§ **The problem**: All of the listing below must be repeated word for word. Pictures are the only thing to omit.

►

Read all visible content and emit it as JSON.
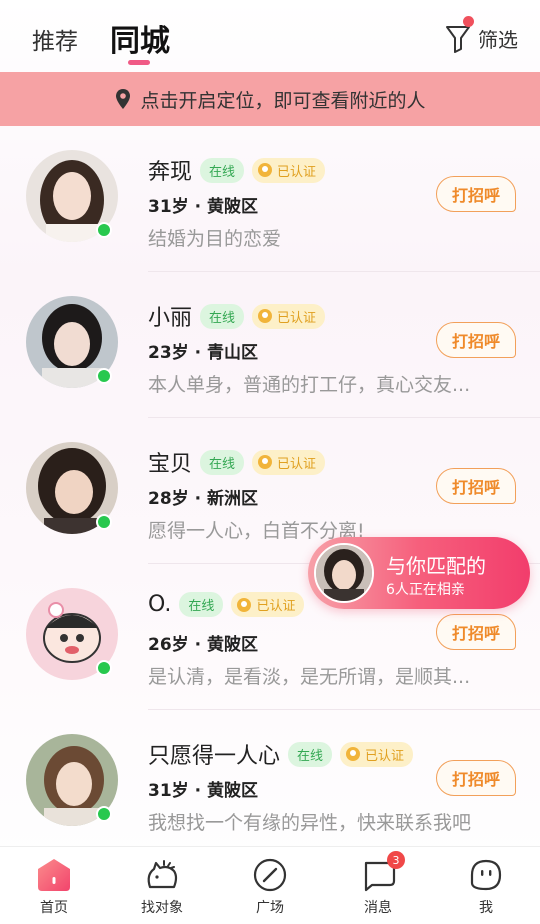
{
  "header": {
    "tab_recommend": "推荐",
    "tab_city": "同城",
    "filter_label": "筛选"
  },
  "location_banner": "点击开启定位，即可查看附近的人",
  "users": [
    {
      "name": "奔现",
      "online": "在线",
      "verified": "已认证",
      "meta": "31岁 · 黄陂区",
      "bio": "结婚为目的恋爱",
      "greet": "打招呼"
    },
    {
      "name": "小丽",
      "online": "在线",
      "verified": "已认证",
      "meta": "23岁 · 青山区",
      "bio": "本人单身，普通的打工仔，真心交友...",
      "greet": "打招呼"
    },
    {
      "name": "宝贝",
      "online": "在线",
      "verified": "已认证",
      "meta": "28岁 · 新洲区",
      "bio": "愿得一人心，白首不分离!",
      "greet": "打招呼"
    },
    {
      "name": "O.",
      "online": "在线",
      "verified": "已认证",
      "meta": "26岁 · 黄陂区",
      "bio": "是认清，是看淡，是无所谓，是顺其...",
      "greet": "打招呼"
    },
    {
      "name": "只愿得一人心",
      "online": "在线",
      "verified": "已认证",
      "meta": "31岁 · 黄陂区",
      "bio": "我想找一个有缘的异性，快来联系我吧",
      "greet": "打招呼"
    }
  ],
  "match_float": {
    "title": "与你匹配的",
    "subtitle": "6人正在相亲"
  },
  "tabbar": {
    "items": [
      {
        "label": "首页",
        "icon": "home-icon"
      },
      {
        "label": "找对象",
        "icon": "find-partner-icon"
      },
      {
        "label": "广场",
        "icon": "compass-icon"
      },
      {
        "label": "消息",
        "icon": "message-icon",
        "badge": "3"
      },
      {
        "label": "我",
        "icon": "profile-icon"
      }
    ]
  },
  "colors": {
    "accent": "#f05a86",
    "banner": "#f6a2a4",
    "greet": "#ef8a2a",
    "online": "#28c84e"
  }
}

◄

§ **Expected answer**:
Read all visible content and emit it as JSON.
{
  "header": {
    "tab_recommend": "推荐",
    "tab_city": "同城",
    "filter_label": "筛选"
  },
  "location_banner": "点击开启定位，即可查看附近的人",
  "users": [
    {
      "name": "奔现",
      "online": "在线",
      "verified": "已认证",
      "meta": "31岁 · 黄陂区",
      "bio": "结婚为目的恋爱",
      "greet": "打招呼"
    },
    {
      "name": "小丽",
      "online": "在线",
      "verified": "已认证",
      "meta": "23岁 · 青山区",
      "bio": "本人单身，普通的打工仔，真心交友...",
      "greet": "打招呼"
    },
    {
      "name": "宝贝",
      "online": "在线",
      "verified": "已认证",
      "meta": "28岁 · 新洲区",
      "bio": "愿得一人心，白首不分离!",
      "greet": "打招呼"
    },
    {
      "name": "O.",
      "online": "在线",
      "verified": "已认证",
      "meta": "26岁 · 黄陂区",
      "bio": "是认清，是看淡，是无所谓，是顺其...",
      "greet": "打招呼"
    },
    {
      "name": "只愿得一人心",
      "online": "在线",
      "verified": "已认证",
      "meta": "31岁 · 黄陂区",
      "bio": "我想找一个有缘的异性，快来联系我吧",
      "greet": "打招呼"
    }
  ],
  "match_float": {
    "title": "与你匹配的",
    "subtitle": "6人正在相亲"
  },
  "tabbar": {
    "items": [
      {
        "label": "首页",
        "icon": "home-icon"
      },
      {
        "label": "找对象",
        "icon": "find-partner-icon"
      },
      {
        "label": "广场",
        "icon": "compass-icon"
      },
      {
        "label": "消息",
        "icon": "message-icon",
        "badge": "3"
      },
      {
        "label": "我",
        "icon": "profile-icon"
      }
    ]
  },
  "colors": {
    "accent": "#f05a86",
    "banner": "#f6a2a4",
    "greet": "#ef8a2a",
    "online": "#28c84e"
  }
}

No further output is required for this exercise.